● **The task**: Using the entries below, copy out all lines where "Definição" is found.

● **Data provided**:
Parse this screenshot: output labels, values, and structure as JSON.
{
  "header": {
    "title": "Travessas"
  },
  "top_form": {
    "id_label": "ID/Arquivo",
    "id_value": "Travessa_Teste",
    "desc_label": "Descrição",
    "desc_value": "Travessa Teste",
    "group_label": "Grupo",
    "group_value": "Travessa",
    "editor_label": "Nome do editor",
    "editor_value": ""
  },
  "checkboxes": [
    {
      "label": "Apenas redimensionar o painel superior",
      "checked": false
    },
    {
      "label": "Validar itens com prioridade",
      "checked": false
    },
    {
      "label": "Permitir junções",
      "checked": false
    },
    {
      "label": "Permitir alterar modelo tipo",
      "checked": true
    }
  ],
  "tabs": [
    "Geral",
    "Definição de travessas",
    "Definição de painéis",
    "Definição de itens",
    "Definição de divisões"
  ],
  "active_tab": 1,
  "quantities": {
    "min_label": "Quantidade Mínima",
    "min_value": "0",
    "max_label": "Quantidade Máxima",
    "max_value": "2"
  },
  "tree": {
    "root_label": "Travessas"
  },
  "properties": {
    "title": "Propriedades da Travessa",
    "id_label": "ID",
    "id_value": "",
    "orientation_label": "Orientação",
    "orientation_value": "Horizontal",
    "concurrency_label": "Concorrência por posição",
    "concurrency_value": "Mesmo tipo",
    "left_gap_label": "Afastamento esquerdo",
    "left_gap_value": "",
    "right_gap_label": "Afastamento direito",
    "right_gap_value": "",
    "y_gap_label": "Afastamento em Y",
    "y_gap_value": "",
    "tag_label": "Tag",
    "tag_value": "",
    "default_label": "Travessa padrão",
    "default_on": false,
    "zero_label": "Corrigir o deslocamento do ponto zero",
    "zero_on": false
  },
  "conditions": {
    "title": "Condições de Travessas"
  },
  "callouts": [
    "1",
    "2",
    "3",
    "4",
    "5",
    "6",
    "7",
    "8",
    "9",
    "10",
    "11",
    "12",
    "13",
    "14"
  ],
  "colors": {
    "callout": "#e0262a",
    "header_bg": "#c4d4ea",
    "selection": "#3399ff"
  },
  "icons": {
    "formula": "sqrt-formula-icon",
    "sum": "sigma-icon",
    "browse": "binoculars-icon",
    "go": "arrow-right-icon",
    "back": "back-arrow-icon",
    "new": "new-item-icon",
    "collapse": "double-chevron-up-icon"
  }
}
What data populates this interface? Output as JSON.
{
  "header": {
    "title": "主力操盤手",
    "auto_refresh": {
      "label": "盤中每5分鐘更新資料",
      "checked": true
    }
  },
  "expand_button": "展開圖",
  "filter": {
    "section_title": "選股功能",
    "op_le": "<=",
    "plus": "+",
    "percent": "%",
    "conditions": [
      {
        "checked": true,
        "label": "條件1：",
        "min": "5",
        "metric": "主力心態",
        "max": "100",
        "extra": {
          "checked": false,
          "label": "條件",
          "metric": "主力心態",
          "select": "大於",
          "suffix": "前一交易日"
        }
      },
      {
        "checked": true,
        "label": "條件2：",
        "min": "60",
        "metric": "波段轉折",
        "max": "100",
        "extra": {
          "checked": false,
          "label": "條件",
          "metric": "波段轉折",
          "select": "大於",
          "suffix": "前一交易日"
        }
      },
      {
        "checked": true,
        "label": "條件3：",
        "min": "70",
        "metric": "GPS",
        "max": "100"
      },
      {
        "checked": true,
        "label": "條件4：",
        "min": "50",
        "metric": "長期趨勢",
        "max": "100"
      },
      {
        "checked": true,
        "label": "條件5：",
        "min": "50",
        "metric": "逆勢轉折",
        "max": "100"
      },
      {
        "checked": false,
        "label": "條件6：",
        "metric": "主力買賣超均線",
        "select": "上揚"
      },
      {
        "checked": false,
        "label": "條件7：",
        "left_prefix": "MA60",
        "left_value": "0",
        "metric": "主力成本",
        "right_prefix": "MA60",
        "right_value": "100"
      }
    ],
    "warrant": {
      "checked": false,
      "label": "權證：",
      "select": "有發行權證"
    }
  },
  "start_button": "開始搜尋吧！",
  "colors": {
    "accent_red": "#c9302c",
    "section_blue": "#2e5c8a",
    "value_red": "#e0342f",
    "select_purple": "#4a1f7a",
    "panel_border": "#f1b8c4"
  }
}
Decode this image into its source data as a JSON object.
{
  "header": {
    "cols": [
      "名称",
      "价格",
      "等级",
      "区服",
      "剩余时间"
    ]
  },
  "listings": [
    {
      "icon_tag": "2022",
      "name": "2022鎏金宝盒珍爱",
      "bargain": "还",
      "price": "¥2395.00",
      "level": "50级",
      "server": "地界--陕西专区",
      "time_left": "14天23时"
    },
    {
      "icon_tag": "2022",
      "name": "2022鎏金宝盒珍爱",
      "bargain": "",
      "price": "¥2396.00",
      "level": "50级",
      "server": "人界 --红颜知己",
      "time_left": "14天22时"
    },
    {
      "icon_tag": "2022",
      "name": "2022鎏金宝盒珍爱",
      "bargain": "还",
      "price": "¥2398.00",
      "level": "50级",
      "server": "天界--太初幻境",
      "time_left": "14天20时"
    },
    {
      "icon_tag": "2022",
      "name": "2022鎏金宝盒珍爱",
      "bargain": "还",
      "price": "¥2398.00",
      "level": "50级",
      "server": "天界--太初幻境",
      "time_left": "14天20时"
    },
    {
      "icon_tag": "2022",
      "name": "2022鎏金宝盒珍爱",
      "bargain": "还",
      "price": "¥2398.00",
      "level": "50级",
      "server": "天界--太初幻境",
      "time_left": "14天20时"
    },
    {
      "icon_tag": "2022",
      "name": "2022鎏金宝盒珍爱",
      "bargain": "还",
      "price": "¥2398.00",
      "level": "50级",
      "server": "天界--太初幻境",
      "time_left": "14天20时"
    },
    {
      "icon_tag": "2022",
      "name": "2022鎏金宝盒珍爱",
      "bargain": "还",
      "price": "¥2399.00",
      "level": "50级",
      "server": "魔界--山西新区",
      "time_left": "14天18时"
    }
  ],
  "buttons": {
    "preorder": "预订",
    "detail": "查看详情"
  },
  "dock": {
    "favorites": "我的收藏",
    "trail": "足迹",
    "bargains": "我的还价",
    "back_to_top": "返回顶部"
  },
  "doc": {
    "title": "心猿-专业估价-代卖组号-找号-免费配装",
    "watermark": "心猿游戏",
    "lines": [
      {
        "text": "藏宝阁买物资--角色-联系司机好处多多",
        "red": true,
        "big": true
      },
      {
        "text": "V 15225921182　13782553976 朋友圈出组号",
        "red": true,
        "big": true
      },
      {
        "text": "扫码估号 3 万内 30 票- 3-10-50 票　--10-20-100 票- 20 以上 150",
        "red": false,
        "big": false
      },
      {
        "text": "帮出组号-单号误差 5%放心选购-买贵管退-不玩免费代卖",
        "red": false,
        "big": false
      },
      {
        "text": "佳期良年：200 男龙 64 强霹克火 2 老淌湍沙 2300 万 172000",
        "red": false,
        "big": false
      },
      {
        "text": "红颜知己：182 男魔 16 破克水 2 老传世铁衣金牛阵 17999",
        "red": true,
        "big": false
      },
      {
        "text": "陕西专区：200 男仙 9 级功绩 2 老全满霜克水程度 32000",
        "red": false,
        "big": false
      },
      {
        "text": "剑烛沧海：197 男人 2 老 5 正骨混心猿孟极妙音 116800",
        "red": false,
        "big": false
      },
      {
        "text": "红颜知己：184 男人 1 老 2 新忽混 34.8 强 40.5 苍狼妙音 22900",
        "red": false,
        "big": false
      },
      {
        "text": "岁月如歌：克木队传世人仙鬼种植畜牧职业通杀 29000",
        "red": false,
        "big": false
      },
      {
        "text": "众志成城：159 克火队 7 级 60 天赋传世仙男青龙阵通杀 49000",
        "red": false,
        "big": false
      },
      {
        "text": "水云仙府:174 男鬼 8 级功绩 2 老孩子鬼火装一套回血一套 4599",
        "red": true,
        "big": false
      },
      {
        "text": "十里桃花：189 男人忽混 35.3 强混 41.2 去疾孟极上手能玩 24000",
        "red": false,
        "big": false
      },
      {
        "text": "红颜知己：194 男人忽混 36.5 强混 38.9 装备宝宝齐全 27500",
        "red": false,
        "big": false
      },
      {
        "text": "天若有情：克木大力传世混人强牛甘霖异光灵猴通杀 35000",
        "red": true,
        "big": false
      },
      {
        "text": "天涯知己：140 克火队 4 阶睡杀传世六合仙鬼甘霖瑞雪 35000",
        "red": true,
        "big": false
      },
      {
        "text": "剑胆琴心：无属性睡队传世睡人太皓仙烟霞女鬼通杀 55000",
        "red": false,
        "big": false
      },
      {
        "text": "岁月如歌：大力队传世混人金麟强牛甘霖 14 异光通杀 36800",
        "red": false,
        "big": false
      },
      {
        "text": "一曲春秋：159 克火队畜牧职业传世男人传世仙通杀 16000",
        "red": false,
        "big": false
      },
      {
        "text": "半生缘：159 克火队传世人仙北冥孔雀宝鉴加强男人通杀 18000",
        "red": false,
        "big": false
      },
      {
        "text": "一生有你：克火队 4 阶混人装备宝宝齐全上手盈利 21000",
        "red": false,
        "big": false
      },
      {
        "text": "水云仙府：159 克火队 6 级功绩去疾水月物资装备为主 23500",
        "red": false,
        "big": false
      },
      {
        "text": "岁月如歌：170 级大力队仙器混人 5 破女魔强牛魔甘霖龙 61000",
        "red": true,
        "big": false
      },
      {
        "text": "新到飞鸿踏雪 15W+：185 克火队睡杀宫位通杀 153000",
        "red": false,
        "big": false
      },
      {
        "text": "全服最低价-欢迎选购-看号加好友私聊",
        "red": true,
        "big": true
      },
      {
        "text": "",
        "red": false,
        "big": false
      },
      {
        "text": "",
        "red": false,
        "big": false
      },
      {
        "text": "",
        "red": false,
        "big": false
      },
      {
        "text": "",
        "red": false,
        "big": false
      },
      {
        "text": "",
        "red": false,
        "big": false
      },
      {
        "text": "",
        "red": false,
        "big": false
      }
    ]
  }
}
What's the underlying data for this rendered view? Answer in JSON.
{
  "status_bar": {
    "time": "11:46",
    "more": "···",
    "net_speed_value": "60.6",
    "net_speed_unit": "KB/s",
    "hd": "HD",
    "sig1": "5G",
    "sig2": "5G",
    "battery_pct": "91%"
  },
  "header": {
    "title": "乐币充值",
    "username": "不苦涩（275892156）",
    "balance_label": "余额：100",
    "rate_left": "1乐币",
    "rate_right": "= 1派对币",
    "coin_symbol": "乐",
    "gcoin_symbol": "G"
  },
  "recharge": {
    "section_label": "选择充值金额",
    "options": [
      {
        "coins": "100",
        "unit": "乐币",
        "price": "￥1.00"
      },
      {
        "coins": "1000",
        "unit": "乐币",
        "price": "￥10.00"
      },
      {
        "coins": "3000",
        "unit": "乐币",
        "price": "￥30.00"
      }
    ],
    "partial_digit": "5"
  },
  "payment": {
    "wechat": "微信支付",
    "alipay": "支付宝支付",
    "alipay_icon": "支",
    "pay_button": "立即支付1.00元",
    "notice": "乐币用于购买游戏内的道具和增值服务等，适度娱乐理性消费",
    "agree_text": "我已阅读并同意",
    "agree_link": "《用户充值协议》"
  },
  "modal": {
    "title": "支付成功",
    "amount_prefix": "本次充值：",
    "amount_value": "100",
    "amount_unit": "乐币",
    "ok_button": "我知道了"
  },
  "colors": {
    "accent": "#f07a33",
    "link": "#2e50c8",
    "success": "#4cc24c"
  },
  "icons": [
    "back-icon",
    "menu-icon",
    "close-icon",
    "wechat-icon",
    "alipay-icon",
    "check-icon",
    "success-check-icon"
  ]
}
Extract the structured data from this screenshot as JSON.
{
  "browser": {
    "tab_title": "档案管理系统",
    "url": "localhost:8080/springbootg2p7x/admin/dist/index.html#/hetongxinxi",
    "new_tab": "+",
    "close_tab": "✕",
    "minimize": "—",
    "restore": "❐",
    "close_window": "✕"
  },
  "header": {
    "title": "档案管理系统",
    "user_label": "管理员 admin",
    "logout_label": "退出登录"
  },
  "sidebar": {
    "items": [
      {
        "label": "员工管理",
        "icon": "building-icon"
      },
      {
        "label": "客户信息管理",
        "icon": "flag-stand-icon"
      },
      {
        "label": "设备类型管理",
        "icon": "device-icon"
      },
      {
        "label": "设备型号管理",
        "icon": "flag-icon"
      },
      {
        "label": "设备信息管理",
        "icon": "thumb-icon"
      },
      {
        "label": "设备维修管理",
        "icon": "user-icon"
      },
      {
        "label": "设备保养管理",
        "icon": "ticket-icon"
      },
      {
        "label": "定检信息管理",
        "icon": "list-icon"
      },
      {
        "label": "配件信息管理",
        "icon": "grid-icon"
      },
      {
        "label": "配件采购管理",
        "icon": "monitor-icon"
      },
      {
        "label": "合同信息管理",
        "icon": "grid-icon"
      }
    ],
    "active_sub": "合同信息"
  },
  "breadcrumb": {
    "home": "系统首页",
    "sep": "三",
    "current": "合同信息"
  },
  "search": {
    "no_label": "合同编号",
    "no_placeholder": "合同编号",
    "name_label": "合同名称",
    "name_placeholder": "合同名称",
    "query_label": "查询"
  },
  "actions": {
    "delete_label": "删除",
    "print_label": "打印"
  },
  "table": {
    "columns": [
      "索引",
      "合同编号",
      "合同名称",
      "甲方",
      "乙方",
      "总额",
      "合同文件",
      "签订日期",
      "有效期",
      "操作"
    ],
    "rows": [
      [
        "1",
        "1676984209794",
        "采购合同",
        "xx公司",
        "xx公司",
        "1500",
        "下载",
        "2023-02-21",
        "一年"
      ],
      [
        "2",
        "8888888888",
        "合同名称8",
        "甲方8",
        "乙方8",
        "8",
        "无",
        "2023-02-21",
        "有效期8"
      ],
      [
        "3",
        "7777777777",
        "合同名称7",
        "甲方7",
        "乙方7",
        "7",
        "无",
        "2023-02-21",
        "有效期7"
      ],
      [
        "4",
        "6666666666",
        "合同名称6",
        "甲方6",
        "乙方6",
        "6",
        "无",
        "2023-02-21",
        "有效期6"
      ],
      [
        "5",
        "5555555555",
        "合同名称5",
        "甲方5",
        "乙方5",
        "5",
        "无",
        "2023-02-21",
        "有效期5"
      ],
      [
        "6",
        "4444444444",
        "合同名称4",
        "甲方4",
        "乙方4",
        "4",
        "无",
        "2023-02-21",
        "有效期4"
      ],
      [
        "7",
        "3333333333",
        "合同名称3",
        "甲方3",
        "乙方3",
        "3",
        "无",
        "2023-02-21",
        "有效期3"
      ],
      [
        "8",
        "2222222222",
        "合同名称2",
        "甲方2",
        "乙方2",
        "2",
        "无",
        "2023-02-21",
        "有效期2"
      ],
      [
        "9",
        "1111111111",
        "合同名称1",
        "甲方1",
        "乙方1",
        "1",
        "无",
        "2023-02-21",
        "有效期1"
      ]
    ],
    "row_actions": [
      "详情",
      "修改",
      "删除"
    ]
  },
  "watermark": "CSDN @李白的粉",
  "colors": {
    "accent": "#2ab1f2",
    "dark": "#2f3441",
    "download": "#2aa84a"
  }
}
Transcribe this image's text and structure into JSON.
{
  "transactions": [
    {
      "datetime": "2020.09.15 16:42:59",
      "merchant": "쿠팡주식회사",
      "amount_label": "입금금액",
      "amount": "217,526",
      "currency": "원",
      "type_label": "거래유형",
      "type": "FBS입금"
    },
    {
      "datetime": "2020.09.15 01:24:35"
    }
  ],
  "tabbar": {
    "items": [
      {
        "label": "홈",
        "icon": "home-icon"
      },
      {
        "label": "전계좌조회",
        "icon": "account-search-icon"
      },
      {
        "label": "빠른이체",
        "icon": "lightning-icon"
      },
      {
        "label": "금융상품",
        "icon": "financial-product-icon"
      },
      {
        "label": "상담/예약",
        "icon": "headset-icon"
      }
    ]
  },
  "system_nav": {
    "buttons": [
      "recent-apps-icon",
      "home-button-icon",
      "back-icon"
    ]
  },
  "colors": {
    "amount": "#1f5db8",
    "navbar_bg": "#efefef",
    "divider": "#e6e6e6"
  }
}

● **Reply**:
    "Definição de travessas",
    "Definição de painéis",
    "Definição de itens",
    "Definição de divisões"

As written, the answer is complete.